More than 40 years later, I’ve still never been to a Dawn Parade, though I’ve thought about it, mainly as a way of connecting with my father (now long dead), trying in a small way to share some of what he experienced. Numbers of people at Anzac celebrations have boomed in recent years, as the number of actual veterans has dwindled, and no doubt this year’s celebrations, the 100-year anniversary of the Gallipoli landing, will be huge. New Zealanders have begun wanting to remember.

My father, I think, wanted to forget. I never heard him mention the war. But every year, he quietly got up in the dark and went to the Dawn Parade.

I do like to be beside the seaside

Kelp, glorious kelp, fringing the Kaikōura Peninsula (pic: Caren Wilton)

Kelp, glorious kelp, fringing the Kaikōura Peninsula (pic: Caren Wilton)

We took a few days off in late summer, once all the schoolkids had gone back, and headed for Kaikōura. As the town’s name suggests – ‘kai’ means eat and ‘kōura’ crayfish – the consumption of seafood was to play a major part in our trip. We ate crayfish at a beachfront barbecue stand where small handfuls of German and Japanese tourists sat at a row of scruffy picnic tables, and (twice) at the venerable old Pier Hotel on the way out to the peninsula.

The views from Kaikōura seem to me among the world’s most beautiful, with a steep backdrop of towering mountains and a luminous sea below. And the town is thick with whaling history and Māori history and culture; Fyffe House is famously built on foundations of whale vertebrae, but when I asked our Air B’n’B host, Susan, about those chunks of whiteness in her back garden – could they be? – it turned out that their big villa was also sitting on pieces of whalebone.

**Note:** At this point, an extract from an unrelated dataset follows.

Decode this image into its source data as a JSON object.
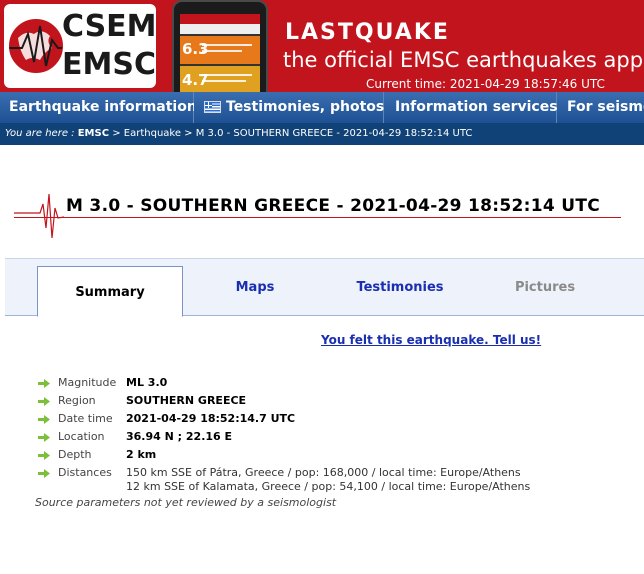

So, whales. We didn’t go whale watching. We didn’t swim with dolphins, not wanting to bother the poor beleaguered creatures, victims of their own friendly dispositions and smiley appearances. We certainly didn’t swim with seals – those things are vicious! But we tromped around the end of the peninsula at low tide, when the big rock shelf is exposed, and I became mesmerised by the gorgeous stands of kelp – huge and glowing yellow – swaying gently with the waves. It had not occurred to me that seaweed could be beautiful. I was surprised, but glad, to see that the sign informing people of fishing regulations included a limit on the amount of kelp you could take per day – ‘5 litre wet volume in a 5 litre bucket’.

I remembered Kaikōura around 1990, when the Whale Watch operation was new and the town was sleepy and rather down-at-heel. It had an appealing dinginess about it, and my then partner and I stayed in the ratty old Adelphi Hotel. The Adelphi has now been irritatingly jazzed up with bright paint and corrugated iron, turned into a cheapie backpackers’, and much of what was the main shopping street (haberdashers and bookshops, no doubt, sensible shops for locals) is now a strip of bars and pizza joints, although Susan laughed at me when I compared it to Khao San Road in Bangkok.

Still, there’s seldom anything beautiful in the kinds of developments aimed at tourists, although the tourists themselves were pleasant enough – gentle Japanese couples photographing seagulls on the beach and their dinners in restaurants, chattering French families in campervans, young women sunbathing in tiny bikinis. The people-watching was good even if we didn’t want to spring the $145 for a whale-watching trip. It was expensive enough having a few crayfish dinners.